This is with the stock suspension. I got the full Integrated Whoopie/Web system from Stu but as I got it Friday night I didn't have time to swap them out. I think I need to cut the zip-ties and pull back a cover before I can...?
I didn't bring it but also got a Kelty Noah 12. I figured if I get to a place for more than a known-dry day I'd bring it for the bike/kayak, etc. That way I can shelter them and the hammock.
Yes, he brought a trailer that he welded up rigging and turned into a Conestoga wagon, it worked great! Even brought along a shower, etc. He pretty much made a base camp while we scouted the area for adventures.
My friends Tarp Tent which, I must admit, was a sweet set-up!
A bit of the camp site
Yes, a full shower with heated water.
With camp set up it was time to grab the bikes and go. They were more fire-road oriented than my more adventursome riding buddies but it was still fun. We did venture up to Max Patch and I was getting ready to hike it when they balked. They had been there before and wanted to get some food in town.. oh well.
Playing along the mountain roads and taking the odd rest-break to enjoy the views.
Yep, just me...
The sidewalks in Hot Springs, NC are actually part of the AT Trail and the stores were a blast to wander through. I kept reminding myself that I didn't have any room left on the DR... not quite true, but it did save my wallet some damage, especially with the MSR tents!
Meandering back more forest roads and skipping down to Wolf Creek Waterfall.
THIS was a nice relaxing break!!! Too bad there were others already set up to camp. At the top of it there were two perfect tree's just off the trail.... I wonder....
Took a little roaming trip on the bike while the rest stayed at camp. It started closing in..then more, a bit more, I passed a few downed trees that blocked half the trail and then it was a matter of staying in the green stuff up to the waist and hope nothing sent me over the cliff.. Why do I love exploring like this? Especially solo?

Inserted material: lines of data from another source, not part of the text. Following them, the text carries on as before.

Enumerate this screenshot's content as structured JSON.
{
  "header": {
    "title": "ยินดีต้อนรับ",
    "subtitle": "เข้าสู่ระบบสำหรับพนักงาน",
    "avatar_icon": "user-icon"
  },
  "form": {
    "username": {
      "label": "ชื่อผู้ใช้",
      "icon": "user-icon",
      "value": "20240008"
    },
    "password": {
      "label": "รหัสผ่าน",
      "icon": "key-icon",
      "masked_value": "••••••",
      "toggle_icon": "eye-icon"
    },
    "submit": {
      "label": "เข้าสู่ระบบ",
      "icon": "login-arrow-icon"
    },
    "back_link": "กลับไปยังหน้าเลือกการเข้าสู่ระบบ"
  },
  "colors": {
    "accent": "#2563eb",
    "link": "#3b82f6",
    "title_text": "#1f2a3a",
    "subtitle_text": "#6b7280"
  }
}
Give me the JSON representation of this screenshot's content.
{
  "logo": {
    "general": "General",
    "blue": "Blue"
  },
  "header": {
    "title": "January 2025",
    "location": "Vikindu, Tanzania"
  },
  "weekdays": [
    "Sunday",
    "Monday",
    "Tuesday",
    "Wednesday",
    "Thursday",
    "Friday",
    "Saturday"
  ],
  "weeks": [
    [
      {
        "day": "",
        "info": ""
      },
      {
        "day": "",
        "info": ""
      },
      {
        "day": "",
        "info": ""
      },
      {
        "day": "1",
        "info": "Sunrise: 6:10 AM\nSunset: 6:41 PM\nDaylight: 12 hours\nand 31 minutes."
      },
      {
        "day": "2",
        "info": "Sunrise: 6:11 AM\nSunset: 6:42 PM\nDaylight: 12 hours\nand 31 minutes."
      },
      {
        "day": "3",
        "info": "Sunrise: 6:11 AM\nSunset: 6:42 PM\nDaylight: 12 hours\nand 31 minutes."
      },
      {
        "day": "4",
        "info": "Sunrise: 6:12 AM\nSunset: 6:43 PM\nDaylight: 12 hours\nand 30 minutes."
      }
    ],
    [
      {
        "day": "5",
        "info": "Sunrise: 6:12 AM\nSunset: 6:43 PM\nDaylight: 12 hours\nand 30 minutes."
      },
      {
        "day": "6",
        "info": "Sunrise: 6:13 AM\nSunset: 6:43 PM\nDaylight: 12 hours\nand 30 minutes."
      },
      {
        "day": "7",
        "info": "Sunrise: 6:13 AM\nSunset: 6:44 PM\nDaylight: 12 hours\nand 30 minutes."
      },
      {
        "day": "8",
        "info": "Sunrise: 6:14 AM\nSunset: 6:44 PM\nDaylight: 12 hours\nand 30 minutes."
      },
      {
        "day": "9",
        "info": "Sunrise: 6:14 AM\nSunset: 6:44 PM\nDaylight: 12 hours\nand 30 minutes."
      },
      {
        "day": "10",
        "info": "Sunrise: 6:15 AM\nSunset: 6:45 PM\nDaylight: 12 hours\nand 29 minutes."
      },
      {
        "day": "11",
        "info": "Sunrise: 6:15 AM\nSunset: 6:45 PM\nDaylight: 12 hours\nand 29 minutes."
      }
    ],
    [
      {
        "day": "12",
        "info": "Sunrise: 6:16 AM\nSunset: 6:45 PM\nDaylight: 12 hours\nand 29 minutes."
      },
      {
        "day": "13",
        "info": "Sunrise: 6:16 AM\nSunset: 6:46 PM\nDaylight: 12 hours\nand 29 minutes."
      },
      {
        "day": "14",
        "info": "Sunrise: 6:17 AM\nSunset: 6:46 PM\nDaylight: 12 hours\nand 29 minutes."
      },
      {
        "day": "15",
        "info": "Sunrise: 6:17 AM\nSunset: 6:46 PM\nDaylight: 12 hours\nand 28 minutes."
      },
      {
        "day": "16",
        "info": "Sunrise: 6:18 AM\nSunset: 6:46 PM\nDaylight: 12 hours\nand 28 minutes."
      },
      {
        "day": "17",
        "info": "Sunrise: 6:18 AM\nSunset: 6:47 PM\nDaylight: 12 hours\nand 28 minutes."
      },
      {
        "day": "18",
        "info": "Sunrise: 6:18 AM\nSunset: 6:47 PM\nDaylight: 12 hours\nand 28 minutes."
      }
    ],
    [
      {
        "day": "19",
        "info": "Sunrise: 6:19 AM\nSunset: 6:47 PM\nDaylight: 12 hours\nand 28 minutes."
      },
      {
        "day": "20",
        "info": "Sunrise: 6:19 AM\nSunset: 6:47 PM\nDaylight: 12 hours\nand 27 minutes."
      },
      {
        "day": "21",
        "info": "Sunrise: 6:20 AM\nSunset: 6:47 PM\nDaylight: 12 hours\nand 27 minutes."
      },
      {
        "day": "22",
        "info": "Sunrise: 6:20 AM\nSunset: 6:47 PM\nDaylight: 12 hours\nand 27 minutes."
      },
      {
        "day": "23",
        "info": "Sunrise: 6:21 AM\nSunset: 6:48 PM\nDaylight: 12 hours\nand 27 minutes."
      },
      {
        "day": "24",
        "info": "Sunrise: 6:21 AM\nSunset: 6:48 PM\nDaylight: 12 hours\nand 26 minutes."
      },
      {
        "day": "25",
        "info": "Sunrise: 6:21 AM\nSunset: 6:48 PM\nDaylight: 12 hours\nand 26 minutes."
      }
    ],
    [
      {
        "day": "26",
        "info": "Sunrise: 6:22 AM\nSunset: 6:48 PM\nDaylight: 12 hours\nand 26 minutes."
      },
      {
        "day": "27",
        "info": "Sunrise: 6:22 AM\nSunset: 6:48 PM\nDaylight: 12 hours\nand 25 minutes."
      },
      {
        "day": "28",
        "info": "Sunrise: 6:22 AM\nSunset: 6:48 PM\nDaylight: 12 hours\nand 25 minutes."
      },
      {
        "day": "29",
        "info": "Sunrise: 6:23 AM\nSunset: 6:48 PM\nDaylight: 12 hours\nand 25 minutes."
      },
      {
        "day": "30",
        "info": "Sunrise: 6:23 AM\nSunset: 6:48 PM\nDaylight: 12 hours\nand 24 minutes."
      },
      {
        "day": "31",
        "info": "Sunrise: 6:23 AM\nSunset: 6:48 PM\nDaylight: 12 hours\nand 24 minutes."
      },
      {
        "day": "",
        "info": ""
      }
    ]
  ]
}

Sunset was awesome even if this photo didn't do anything for justice. There were red bands along the trees where the setting sun cut through the branches. Awesome day!
As for my hammock set-up, I used a new cheapie Magellen mummybag (think it's rated to 30?) I got it as a toss-in-the tailbag thing with the idea of rain, mud, etc. would destroy it. naturally it's not a small bag, even squished, and nothing got to it even with some serious water crossings and mud runs last week. Time to upgrade to a Kelty or MSR that packs down to about 1/5th what this one does! I didn't use a pad and didn't feel I needed one.
Things I learned:
Trees may look the right distance but usually aren't.
I need to fiddle with the hang a few times to get it right. First time the ridgeline was taut and it wasn't comfortable to flop in. Second time I could bend it about 45 degrees and it was very comfy with a slight ridge. I'm thinking if I had let out the line about 2" more it would have given the perfect 90degree twist and that ridge would have been gone. Either way I slept like a rock! A little camp pillow that folds into itself rounded out that part.
With the early part of the eve still being humid I clipped a cheapie walmart fan ($1.63 in my other thread about walmart finds) and it worked perfectly to keep things circulating while I lay back and read a book. A few minutes of wriggling around to settle the sleeping bag within the hammock and all was good.
Overall, for my first nights experience the only thing that woke me were 3 owls talking to each other. One of them, about 24" tall, landed on the branch next to me. I could just make him out in the dark. I think he was curious to see what I was and he didn't stay long, but it was cool nonetheless.
Thanks for the info, group, it's certainly helped a good bit in setting me down the right path!